For the word "title", state how many lines below contain it. Give no other text.

Data extracted from a collection:

********

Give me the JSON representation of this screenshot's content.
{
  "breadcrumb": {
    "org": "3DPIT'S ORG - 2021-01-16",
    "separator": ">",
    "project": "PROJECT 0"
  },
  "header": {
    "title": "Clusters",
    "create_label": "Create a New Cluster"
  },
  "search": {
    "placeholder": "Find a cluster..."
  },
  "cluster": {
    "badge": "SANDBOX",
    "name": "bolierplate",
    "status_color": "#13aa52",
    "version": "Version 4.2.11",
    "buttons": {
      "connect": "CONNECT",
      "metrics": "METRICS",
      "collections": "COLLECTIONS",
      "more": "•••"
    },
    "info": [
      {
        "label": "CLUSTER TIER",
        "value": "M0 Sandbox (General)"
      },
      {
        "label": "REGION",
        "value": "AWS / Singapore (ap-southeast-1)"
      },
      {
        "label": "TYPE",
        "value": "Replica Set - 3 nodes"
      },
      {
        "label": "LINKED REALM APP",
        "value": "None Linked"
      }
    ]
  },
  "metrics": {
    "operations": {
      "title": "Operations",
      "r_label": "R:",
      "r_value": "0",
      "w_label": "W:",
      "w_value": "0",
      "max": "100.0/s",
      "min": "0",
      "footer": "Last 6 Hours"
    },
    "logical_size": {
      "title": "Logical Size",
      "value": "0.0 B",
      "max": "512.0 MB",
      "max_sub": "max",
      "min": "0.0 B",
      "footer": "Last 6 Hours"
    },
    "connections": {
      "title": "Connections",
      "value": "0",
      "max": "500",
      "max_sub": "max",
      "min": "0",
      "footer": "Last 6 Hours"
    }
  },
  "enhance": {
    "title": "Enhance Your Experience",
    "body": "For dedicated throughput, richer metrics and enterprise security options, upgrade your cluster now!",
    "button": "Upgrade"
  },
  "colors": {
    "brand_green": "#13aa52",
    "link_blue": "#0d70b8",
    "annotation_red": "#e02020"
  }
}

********

▶ [WRITTEN RESPONSE]:
5